Data records for software interfaces:
= = = = =

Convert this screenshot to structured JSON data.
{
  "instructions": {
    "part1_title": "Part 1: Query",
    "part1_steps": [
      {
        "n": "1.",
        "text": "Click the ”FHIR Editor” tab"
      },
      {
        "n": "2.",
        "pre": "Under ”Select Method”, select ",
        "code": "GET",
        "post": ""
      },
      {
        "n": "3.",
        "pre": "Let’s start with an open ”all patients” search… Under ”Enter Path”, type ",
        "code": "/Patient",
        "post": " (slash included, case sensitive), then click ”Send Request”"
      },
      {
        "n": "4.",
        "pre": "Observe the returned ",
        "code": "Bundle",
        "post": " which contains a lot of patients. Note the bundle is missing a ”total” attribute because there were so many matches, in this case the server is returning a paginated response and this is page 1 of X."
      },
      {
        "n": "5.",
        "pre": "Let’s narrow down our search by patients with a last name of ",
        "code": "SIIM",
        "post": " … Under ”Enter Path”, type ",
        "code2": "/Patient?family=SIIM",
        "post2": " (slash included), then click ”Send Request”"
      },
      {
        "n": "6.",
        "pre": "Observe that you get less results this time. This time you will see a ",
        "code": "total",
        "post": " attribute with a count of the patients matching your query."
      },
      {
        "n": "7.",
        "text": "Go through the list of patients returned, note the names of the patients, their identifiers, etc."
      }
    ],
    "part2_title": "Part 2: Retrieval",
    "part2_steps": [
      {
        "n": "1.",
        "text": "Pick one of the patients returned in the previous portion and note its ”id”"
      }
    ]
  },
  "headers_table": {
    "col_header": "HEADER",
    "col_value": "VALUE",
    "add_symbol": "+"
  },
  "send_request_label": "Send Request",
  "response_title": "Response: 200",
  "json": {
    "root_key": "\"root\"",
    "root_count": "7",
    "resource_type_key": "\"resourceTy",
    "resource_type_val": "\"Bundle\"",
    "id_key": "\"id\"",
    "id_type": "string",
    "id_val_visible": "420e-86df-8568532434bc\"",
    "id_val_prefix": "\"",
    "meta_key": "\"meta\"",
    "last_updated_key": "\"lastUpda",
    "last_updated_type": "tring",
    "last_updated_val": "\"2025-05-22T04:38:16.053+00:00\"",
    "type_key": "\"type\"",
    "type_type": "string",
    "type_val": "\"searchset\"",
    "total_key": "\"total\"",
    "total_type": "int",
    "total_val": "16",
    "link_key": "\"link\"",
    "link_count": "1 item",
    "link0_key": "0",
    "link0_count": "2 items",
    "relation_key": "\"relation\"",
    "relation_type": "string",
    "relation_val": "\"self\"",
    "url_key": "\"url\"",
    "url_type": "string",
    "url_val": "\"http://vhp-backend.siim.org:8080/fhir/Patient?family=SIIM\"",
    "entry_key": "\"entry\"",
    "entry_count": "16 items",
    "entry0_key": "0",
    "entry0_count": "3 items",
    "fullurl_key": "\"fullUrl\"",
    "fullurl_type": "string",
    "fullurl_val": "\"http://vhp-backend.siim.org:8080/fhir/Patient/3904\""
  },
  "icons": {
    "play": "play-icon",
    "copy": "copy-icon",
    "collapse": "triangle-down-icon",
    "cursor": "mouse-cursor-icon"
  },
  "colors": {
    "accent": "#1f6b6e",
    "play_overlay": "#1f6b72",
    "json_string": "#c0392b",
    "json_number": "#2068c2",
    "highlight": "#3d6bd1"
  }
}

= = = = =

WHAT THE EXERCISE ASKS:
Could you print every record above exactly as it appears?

TASK RESPONSE:
Convert this screenshot to structured JSON data.
{
  "instructions": {
    "part1_title": "Part 1: Query",
    "part1_steps": [
      {
        "n": "1.",
        "text": "Click the ”FHIR Editor” tab"
      },
      {
        "n": "2.",
        "pre": "Under ”Select Method”, select ",
        "code": "GET",
        "post": ""
      },
      {
        "n": "3.",
        "pre": "Let’s start with an open ”all patients” search… Under ”Enter Path”, type ",
        "code": "/Patient",
        "post": " (slash included, case sensitive), then click ”Send Request”"
      },
      {
        "n": "4.",
        "pre": "Observe the returned ",
        "code": "Bundle",
        "post": " which contains a lot of patients. Note the bundle is missing a ”total” attribute because there were so many matches, in this case the server is returning a paginated response and this is page 1 of X."
      },
      {
        "n": "5.",
        "pre": "Let’s narrow down our search by patients with a last name of ",
        "code": "SIIM",
        "post": " … Under ”Enter Path”, type ",
        "code2": "/Patient?family=SIIM",
        "post2": " (slash included), then click ”Send Request”"
      },
      {
        "n": "6.",
        "pre": "Observe that you get less results this time. This time you will see a ",
        "code": "total",
        "post": " attribute with a count of the patients matching your query."
      },
      {
        "n": "7.",
        "text": "Go through the list of patients returned, note the names of the patients, their identifiers, etc."
      }
    ],
    "part2_title": "Part 2: Retrieval",
    "part2_steps": [
      {
        "n": "1.",
        "text": "Pick one of the patients returned in the previous portion and note its ”id”"
      }
    ]
  },
  "headers_table": {
    "col_header": "HEADER",
    "col_value": "VALUE",
    "add_symbol": "+"
  },
  "send_request_label": "Send Request",
  "response_title": "Response: 200",
  "json": {
    "root_key": "\"root\"",
    "root_count": "7",
    "resource_type_key": "\"resourceTy",
    "resource_type_val": "\"Bundle\"",
    "id_key": "\"id\"",
    "id_type": "string",
    "id_val_visible": "420e-86df-8568532434bc\"",
    "id_val_prefix": "\"",
    "meta_key": "\"meta\"",
    "last_updated_key": "\"lastUpda",
    "last_updated_type": "tring",
    "last_updated_val": "\"2025-05-22T04:38:16.053+00:00\"",
    "type_key": "\"type\"",
    "type_type": "string",
    "type_val": "\"searchset\"",
    "total_key": "\"total\"",
    "total_type": "int",
    "total_val": "16",
    "link_key": "\"link\"",
    "link_count": "1 item",
    "link0_key": "0",
    "link0_count": "2 items",
    "relation_key": "\"relation\"",
    "relation_type": "string",
    "relation_val": "\"self\"",
    "url_key": "\"url\"",
    "url_type": "string",
    "url_val": "\"http://vhp-backend.siim.org:8080/fhir/Patient?family=SIIM\"",
    "entry_key": "\"entry\"",
    "entry_count": "16 items",
    "entry0_key": "0",
    "entry0_count": "3 items",
    "fullurl_key": "\"fullUrl\"",
    "fullurl_type": "string",
    "fullurl_val": "\"http://vhp-backend.siim.org:8080/fhir/Patient/3904\""
  },
  "icons": {
    "play": "play-icon",
    "copy": "copy-icon",
    "collapse": "triangle-down-icon",
    "cursor": "mouse-cursor-icon"
  },
  "colors": {
    "accent": "#1f6b6e",
    "play_overlay": "#1f6b72",
    "json_string": "#c0392b",
    "json_number": "#2068c2",
    "highlight": "#3d6bd1"
  }
}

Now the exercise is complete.